## SUPPLIED DATA
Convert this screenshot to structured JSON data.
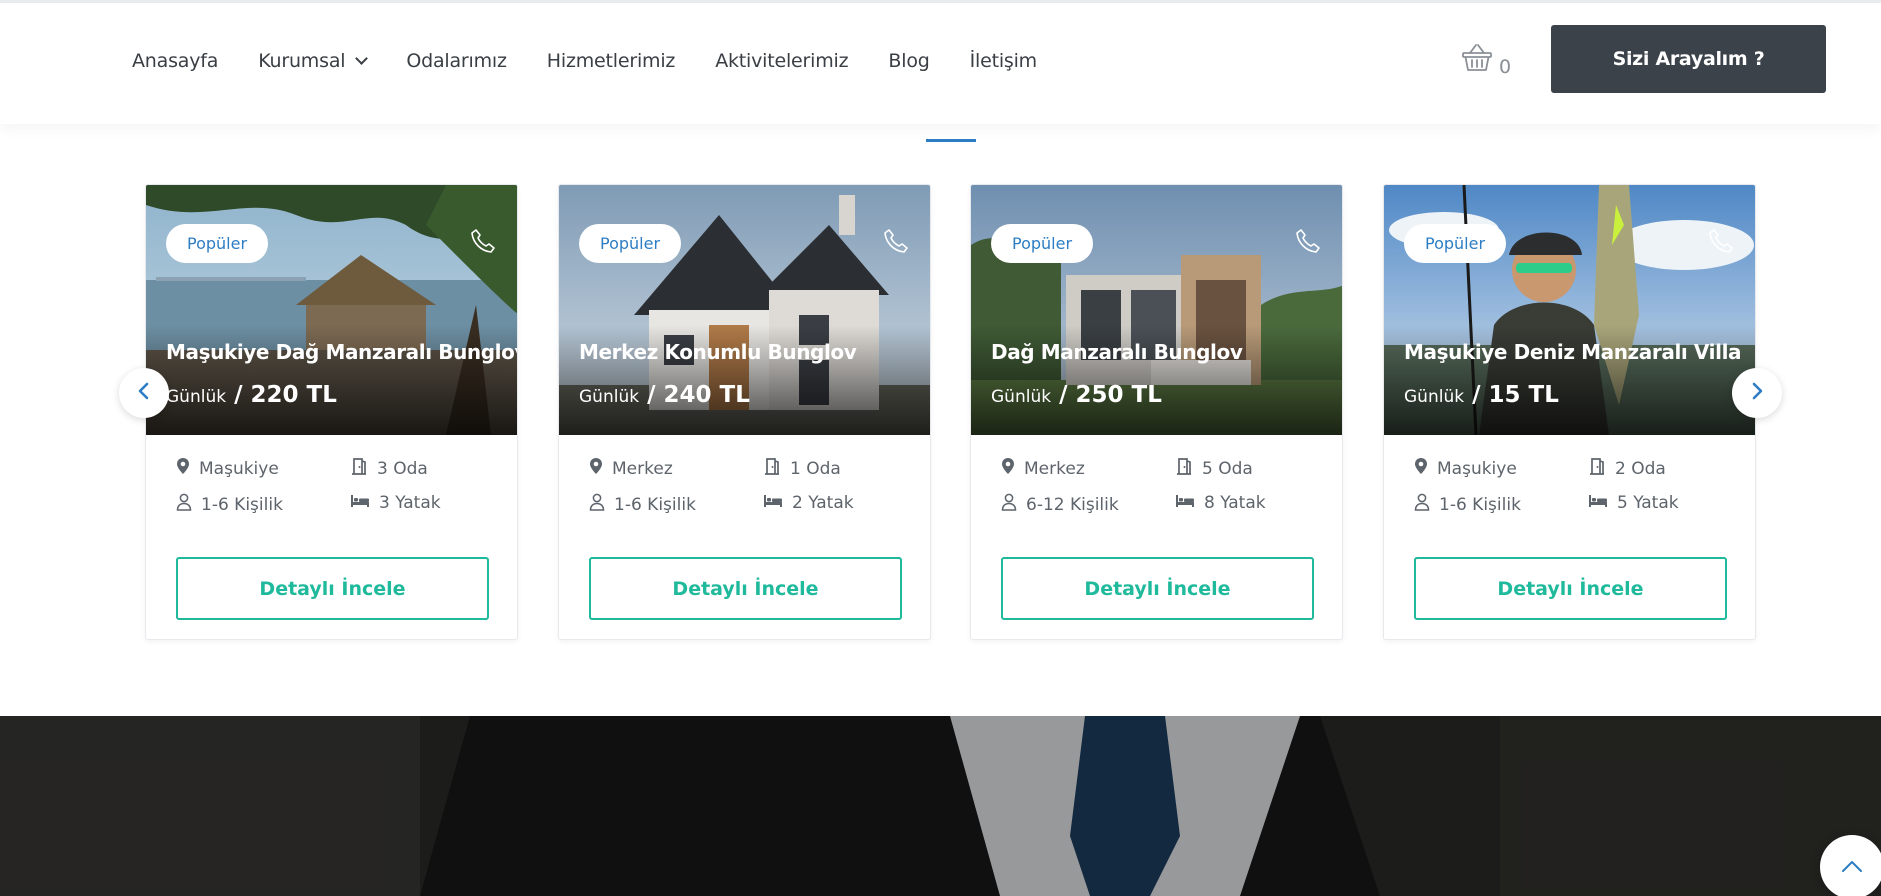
{
  "nav": {
    "items": [
      "Anasayfa",
      "Kurumsal",
      "Odalarımız",
      "Hizmetlerimiz",
      "Aktivitelerimiz",
      "Blog",
      "İletişim"
    ]
  },
  "header": {
    "cart_icon": "basket-icon",
    "cart_count": "0",
    "call_button": "Sizi Arayalım ?"
  },
  "cards": [
    {
      "badge": "Popüler",
      "title": "Maşukiye Dağ Manzaralı Bunglov",
      "price_unit": "Günlük",
      "price": "/ 220 TL",
      "location": "Maşukiye",
      "rooms": "3 Oda",
      "guests": "1-6 Kişilik",
      "beds": "3 Yatak",
      "button": "Detaylı İncele"
    },
    {
      "badge": "Popüler",
      "title": "Merkez Konumlu Bunglov",
      "price_unit": "Günlük",
      "price": "/ 240 TL",
      "location": "Merkez",
      "rooms": "1 Oda",
      "guests": "1-6 Kişilik",
      "beds": "2 Yatak",
      "button": "Detaylı İncele"
    },
    {
      "badge": "Popüler",
      "title": "Dağ Manzaralı Bunglov",
      "price_unit": "Günlük",
      "price": "/ 250 TL",
      "location": "Merkez",
      "rooms": "5 Oda",
      "guests": "6-12 Kişilik",
      "beds": "8 Yatak",
      "button": "Detaylı İncele"
    },
    {
      "badge": "Popüler",
      "title": "Maşukiye Deniz Manzaralı Villa",
      "price_unit": "Günlük",
      "price": "/ 15 TL",
      "location": "Maşukiye",
      "rooms": "2 Oda",
      "guests": "1-6 Kişilik",
      "beds": "5 Yatak",
      "button": "Detaylı İncele"
    }
  ],
  "colors": {
    "accent_blue": "#2d7dc4",
    "accent_green": "#1fb99c",
    "dark_button": "#3b4249"
  }
}
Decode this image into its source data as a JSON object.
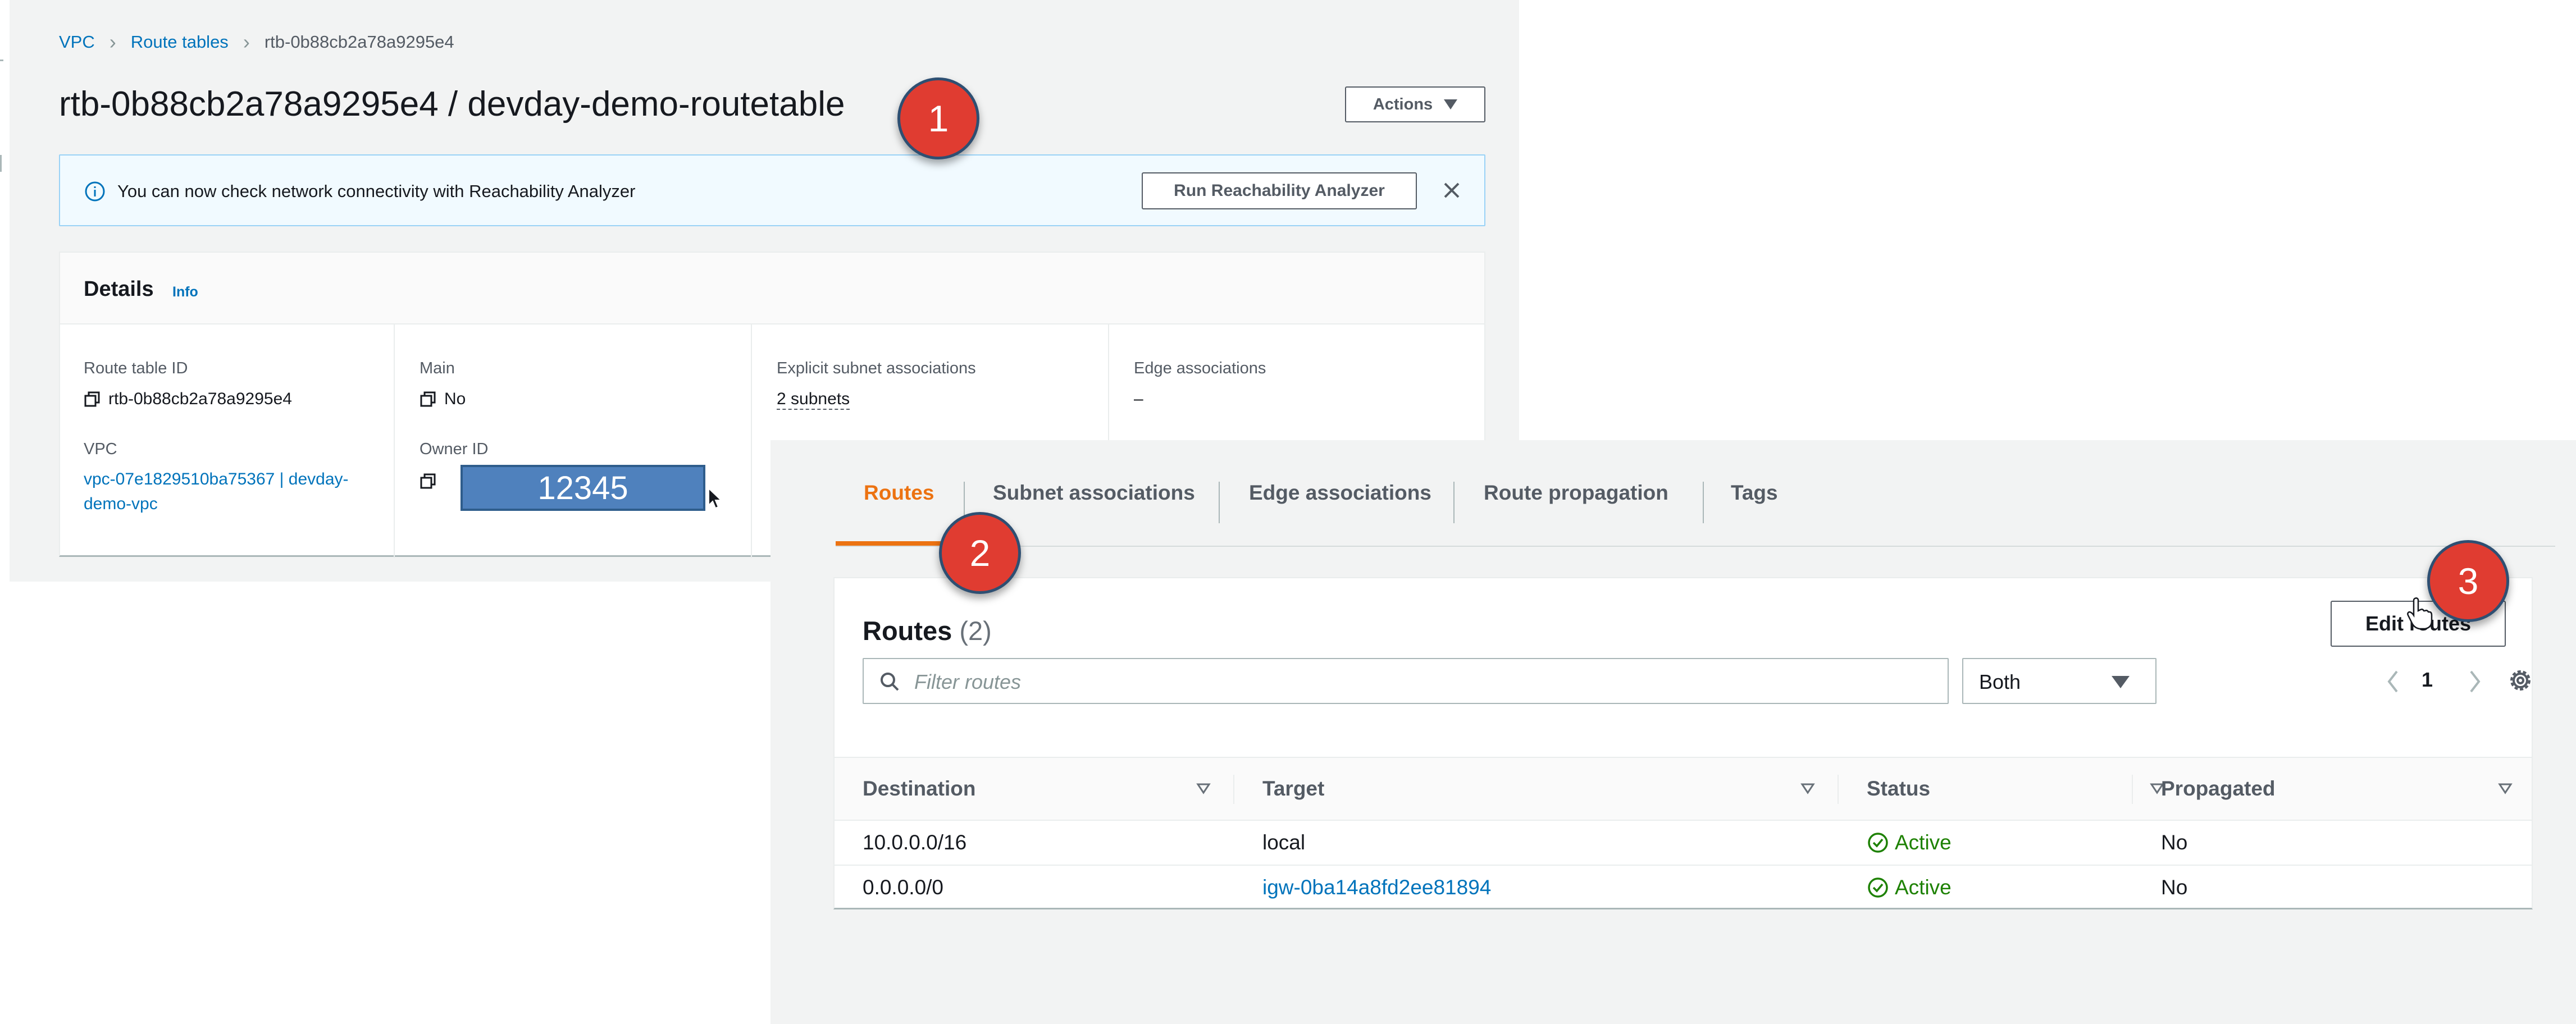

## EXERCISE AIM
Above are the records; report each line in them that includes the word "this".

## SOLVED EXERCISE
Convert this screenshot to structured JSON data.
Decode this image into its source data as a JSON object.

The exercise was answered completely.